A new year is a great time full of hope and renewed enthusiasm for the coming 12 months. This is what makes it such a great time to set new goals, challenges and routines to support a ‘new you’.

You may decide to do a 5km fun run, take up some study, or commit to making your lunches during the week to save money and unwanted calories.

This year I’ve decided to choose my words wisely. I’m a firm believer that surrounding yourself with positive things nourishes your soul. That’s why I often advise my clients who are stuck in a rut at work to avoid gossip and negative talk. The saying that you reap what you sow is true, so if you use negative language, sure as eggs you’ll start feeling lousy and be drawn to people who are negative. No wonder some workplaces turn toxic!

Much in the same way, I’m going to avoid the word ‘busy’ for 2023. Why? Late last year I read an inspiring book called Rushing Women’s Syndrome by Dr Libby Weaver. Dr Libby gives an insightful account of modern society and how it’s impacting on women’s health. We are so caught up in having to do everything NOW, that we are sacrificing our happiness and wellbeing. This is such a good book – I seriously recommend you read it. It will make you really question why you do the things you do at such a frenetic pace.

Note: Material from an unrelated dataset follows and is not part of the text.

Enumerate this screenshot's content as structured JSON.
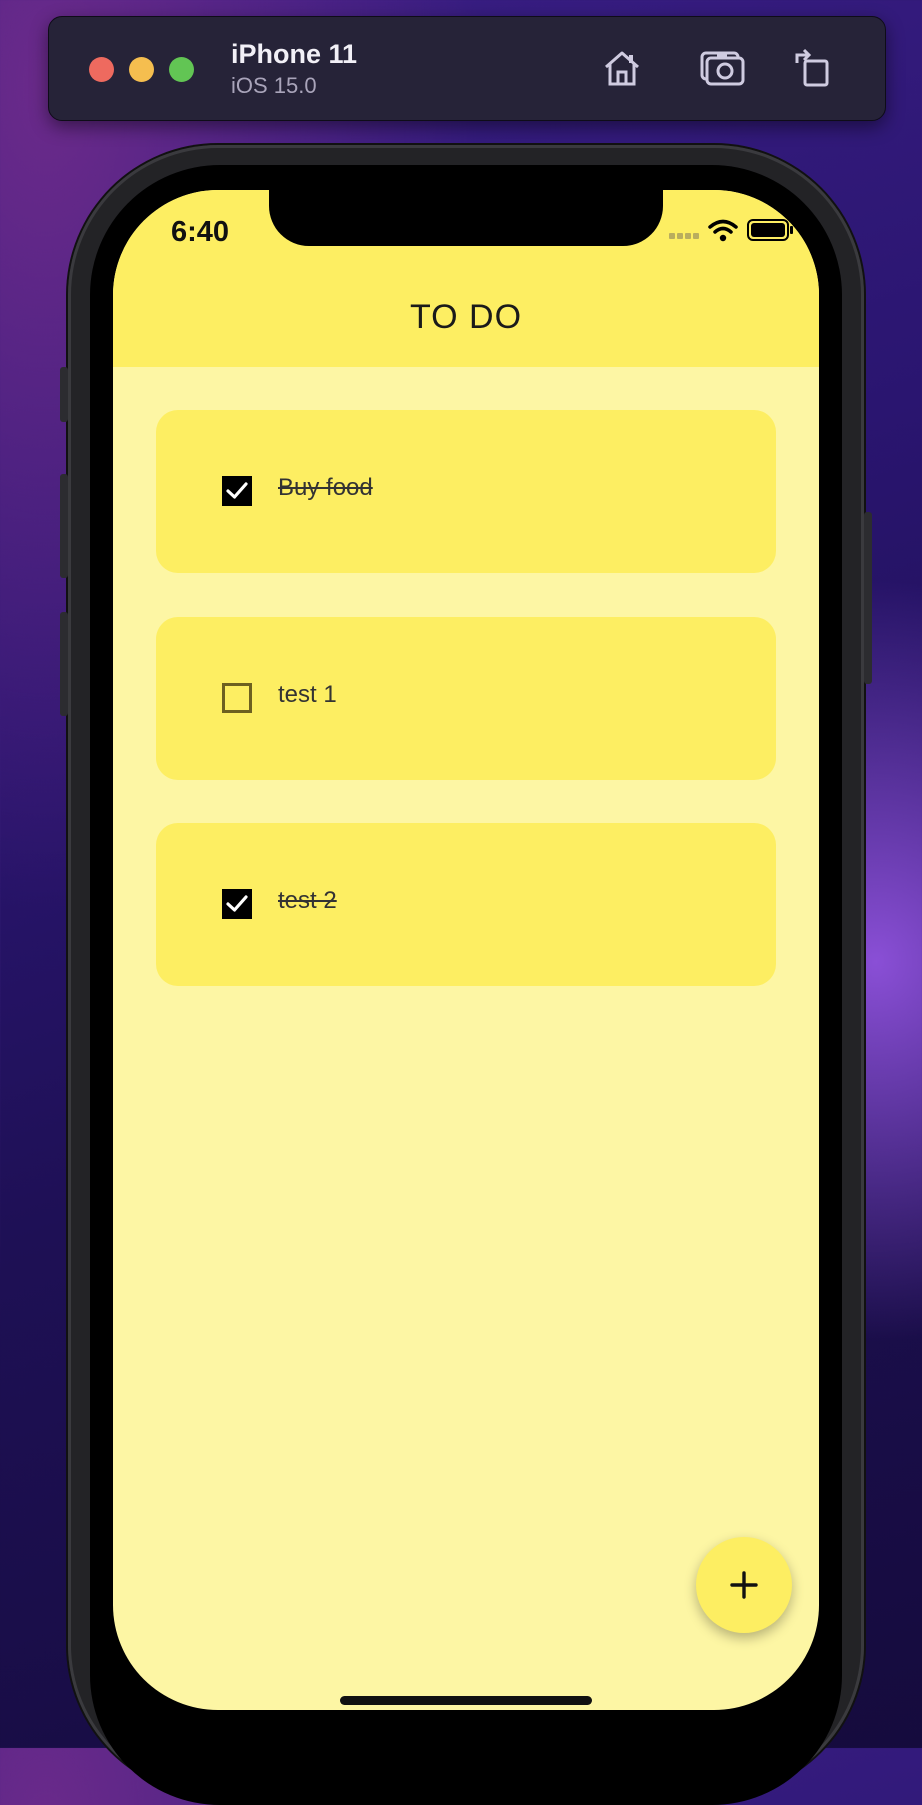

So anyway, back to the word ‘busy’. When you bump into someone on the street that you haven’t seen for a while, and you ask “how are you?”, what do you expect to hear? “I’m good … busy”? And how would you usually respond to that question yourself? I know I’d probably say I was good and follow up that things were busy! We’re all so busy being busy! Well that’s all changing because I now know that by saying I’m busy all the time, I’m feeding my subconscious and then without knowing it I speed up trying to do everything at a crazy pace. Over time this leads to feelings of anxiety and being overwhelmed and it’s just not good for us to be busy all the time. Humans were not designed to be in a constant state of stress – read Dr Libby’s book to find out more about ‘fight or flight’ and how you can feed your subconscious (in a good way).

So, I challenge you – like me – to drop this overused word that is not serving us at all. Let’s stop all the rushing and start living in the moment. I figure I can still be a employee, mother, friend and partner without all the angst.

Click here to find out more about Rushing Women’s Syndrome by Dr Libby Weaver.